Inside Out

For Each objAssign In ActiveProject.Tasks(1).Assignments

MsgBox objAssign.ResourceName Next objAssign

Set objAssign = Nothing

Tip Object variables that are local in scope will be automatically cleared when the procedure ends and they go out of scope.

• When making multiple calls to an object, use the With and End With statements.

This code makes the Office Assistant feature visible and causes it to perform an animation action:

Assistant.Visible = True Assistant.Sounds = True

Assistant.Animation = msoAnimationGetAttentionMajor

As you can see, there are three calls to the Assistant object. Each time Visual Basic encounters one of those calls, it has to create another internal reference to the Assistant object. The following construction performs the same action and is much more readable, and Visual Basic has to create only one internal object reference:

With Assistant

.Visible = True .Sounds = True

.Animation = msoAnimationGetAttentionMajor End With

• Always close connections to external objects.

When working with connections to data sources or other applications, you should always be sure to close the connection when you are finished with it. The reason for this becomes obvious when working with other applications programmatically.
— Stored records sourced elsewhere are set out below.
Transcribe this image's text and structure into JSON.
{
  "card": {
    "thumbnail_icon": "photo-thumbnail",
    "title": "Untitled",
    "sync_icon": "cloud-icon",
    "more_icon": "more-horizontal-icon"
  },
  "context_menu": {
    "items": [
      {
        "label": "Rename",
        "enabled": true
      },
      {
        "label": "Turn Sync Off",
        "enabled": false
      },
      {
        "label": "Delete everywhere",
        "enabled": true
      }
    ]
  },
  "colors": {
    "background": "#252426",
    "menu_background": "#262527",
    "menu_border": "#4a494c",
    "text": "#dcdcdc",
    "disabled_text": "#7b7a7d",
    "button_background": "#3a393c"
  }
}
When you use Automation to access the Microsoft Excel object model from Microsoft Project, for example, you are actually starting Excel invisibly. If you fail to close the connection when you are done, Excel continues to run—and take up memory—until the computer is shut down.

For more information about Automation and working with other applications programmatically, see Chapter 31, "Writing Microsoft Project Code with Visual Basic for Applications."

• Increase the upper bound of a dynamic array in chunks.

When you redimension the upper bound of a dynamic array, avoid doing so individually for each new element. Instead, make a reasonable guess of how many additional elements are likely to be necessary and enlarge the array accordingly.

Tip Track your elements

To know when you're running out of available elements from the last time the array was redimensioned, you'll need to create a variable that tracks how many elements are already in use. If you don't, and you assign a value to an element that hasn't been created, you'll receive a "subscript out of range" error message.

• When determining which data type to use, choose the best one for the job.

As discussed earlier in this chapter, in a general sense, using a specific data type is faster and almost always uses less memory than when using a Variant. More specifically, there are several different numeric data types, each suitable for a different range of values, and each using more or less memory than the others.

Note You need to be aware of the individual limitations of each numeric data type when determining which type to use. For example, assigning a value greater than 32,767 to an Integer or assigning any negative value to a byte causes an overflow error.

Project Management Made Easy

Project Management Made Easy

What you need to know about… Project Management Made Easy! Project management consists of more than just a large building project and can encompass small projects as well. No matter what the size of your project, you need to have some sort of project management. How you manage your project has everything to do with its outcome.

Get My Free Ebook

Post a comment